Website and app data records:
== Segment start ==

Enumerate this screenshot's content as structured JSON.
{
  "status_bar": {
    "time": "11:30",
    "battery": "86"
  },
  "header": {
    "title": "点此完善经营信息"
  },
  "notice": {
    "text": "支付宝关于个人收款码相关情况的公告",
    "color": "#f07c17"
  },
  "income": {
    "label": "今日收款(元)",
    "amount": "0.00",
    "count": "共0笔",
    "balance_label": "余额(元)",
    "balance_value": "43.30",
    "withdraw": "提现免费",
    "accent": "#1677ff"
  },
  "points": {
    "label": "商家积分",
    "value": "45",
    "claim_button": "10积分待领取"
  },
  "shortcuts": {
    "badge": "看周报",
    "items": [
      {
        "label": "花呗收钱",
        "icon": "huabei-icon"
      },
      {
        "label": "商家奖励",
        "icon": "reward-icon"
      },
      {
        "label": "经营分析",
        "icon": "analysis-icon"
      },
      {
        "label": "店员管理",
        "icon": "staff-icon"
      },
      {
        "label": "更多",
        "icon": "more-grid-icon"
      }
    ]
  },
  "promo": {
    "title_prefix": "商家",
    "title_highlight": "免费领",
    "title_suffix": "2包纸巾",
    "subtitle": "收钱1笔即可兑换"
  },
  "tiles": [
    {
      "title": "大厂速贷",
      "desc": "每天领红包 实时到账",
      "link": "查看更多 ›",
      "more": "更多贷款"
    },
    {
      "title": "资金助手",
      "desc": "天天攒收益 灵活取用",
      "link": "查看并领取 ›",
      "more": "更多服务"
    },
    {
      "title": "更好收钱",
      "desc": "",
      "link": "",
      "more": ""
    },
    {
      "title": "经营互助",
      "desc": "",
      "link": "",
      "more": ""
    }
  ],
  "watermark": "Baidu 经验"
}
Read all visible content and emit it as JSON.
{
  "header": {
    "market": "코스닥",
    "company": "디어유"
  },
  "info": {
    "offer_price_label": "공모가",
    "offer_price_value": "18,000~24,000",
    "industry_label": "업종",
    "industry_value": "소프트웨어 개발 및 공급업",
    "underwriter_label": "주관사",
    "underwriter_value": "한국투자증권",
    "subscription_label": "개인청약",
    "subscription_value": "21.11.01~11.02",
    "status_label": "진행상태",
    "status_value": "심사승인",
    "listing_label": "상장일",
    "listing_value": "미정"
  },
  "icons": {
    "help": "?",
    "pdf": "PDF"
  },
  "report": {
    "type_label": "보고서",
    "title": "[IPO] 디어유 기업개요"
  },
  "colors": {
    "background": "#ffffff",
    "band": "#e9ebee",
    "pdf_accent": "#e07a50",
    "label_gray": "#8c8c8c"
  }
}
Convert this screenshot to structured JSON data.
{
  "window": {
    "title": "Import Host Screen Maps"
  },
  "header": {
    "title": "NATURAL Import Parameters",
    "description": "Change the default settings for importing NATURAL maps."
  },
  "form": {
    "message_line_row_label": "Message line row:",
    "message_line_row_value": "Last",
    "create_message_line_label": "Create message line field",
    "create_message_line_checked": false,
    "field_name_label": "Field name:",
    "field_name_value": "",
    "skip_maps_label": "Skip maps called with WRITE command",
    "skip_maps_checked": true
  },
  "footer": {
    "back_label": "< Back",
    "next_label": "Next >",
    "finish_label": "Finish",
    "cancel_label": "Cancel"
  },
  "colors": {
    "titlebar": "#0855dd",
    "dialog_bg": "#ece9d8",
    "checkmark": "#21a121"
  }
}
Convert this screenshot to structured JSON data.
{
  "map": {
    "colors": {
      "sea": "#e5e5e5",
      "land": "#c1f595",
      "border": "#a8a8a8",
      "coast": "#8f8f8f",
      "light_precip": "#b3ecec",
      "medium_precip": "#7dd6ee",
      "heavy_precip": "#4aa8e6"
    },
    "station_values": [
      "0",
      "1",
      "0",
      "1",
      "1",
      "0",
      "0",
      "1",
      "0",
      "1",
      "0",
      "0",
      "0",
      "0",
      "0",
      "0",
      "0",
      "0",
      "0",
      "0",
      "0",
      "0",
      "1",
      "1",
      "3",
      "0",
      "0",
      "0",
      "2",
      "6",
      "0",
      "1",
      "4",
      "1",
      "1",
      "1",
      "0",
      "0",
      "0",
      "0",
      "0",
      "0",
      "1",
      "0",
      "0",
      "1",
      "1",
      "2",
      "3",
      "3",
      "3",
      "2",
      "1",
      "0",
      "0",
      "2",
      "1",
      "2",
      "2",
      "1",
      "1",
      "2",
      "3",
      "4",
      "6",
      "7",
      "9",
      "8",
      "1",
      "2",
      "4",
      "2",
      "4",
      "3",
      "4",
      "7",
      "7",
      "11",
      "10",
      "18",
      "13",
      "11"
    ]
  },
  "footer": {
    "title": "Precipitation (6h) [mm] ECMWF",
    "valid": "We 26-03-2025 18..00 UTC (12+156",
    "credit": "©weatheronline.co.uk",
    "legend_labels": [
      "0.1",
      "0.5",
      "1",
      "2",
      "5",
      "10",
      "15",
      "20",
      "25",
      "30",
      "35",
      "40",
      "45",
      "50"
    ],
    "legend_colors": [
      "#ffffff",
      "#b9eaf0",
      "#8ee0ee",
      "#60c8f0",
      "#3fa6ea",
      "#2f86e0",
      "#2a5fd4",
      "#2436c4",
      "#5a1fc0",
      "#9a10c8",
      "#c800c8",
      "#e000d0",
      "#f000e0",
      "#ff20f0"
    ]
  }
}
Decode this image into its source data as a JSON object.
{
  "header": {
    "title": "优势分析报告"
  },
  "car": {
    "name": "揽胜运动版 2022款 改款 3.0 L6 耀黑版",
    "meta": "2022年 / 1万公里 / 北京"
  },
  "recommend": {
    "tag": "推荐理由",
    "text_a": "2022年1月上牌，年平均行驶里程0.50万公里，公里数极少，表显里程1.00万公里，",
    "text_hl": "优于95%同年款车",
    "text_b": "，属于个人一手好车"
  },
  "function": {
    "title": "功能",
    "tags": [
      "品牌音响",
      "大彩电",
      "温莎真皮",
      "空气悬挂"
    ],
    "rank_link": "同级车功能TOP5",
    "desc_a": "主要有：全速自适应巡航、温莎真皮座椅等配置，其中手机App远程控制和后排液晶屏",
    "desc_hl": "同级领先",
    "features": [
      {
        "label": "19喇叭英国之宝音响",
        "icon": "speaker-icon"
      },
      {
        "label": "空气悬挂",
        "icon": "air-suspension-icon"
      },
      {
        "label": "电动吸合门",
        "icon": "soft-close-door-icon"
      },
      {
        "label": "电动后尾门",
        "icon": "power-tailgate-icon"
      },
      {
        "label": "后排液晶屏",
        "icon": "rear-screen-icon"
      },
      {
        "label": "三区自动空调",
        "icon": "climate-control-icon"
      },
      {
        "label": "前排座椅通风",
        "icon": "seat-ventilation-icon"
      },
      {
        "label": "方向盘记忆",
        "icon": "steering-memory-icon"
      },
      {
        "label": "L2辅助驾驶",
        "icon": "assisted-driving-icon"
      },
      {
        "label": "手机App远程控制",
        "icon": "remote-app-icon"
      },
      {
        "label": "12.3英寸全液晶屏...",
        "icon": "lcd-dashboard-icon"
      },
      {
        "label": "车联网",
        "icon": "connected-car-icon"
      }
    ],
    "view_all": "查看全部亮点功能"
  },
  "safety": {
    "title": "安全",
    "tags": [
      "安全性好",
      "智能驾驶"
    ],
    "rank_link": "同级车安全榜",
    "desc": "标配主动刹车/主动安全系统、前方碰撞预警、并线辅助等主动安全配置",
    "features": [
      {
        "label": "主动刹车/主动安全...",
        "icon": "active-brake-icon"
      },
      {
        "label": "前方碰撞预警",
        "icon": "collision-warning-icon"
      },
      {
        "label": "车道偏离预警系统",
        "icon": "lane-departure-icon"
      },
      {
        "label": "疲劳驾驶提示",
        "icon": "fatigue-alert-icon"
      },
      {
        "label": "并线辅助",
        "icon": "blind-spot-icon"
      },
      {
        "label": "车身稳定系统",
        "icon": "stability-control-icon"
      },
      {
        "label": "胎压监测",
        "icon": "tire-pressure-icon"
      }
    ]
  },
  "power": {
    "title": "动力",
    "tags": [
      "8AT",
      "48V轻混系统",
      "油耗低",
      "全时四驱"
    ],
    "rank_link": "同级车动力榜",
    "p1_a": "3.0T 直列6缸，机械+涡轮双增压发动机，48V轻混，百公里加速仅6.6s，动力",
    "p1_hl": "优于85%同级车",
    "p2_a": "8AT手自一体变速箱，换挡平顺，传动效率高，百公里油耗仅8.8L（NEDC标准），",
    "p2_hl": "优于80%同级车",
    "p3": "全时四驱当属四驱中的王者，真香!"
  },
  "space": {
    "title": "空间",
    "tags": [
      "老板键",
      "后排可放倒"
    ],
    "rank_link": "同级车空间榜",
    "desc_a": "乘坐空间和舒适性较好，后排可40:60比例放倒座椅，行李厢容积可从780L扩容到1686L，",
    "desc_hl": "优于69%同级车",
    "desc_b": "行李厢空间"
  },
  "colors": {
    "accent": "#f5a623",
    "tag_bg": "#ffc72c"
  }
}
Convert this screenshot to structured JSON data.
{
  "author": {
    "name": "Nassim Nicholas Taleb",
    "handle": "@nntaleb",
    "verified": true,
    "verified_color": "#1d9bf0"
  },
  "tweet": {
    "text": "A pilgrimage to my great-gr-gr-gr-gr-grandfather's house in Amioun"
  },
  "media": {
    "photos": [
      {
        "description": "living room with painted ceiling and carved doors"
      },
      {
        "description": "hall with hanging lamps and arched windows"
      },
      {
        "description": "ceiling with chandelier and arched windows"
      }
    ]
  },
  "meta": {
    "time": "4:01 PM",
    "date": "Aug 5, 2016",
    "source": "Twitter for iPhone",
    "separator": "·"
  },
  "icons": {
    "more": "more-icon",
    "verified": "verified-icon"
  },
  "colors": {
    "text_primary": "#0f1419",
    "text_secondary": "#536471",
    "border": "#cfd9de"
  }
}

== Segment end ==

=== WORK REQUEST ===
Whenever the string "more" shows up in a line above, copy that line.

=== EXERCISE ANSWER ===
        "icon": "more-grid-icon"
      "more": "更多贷款"
      "more": "更多服务"
      "more": ""
      "more": ""
    "more": "more-icon",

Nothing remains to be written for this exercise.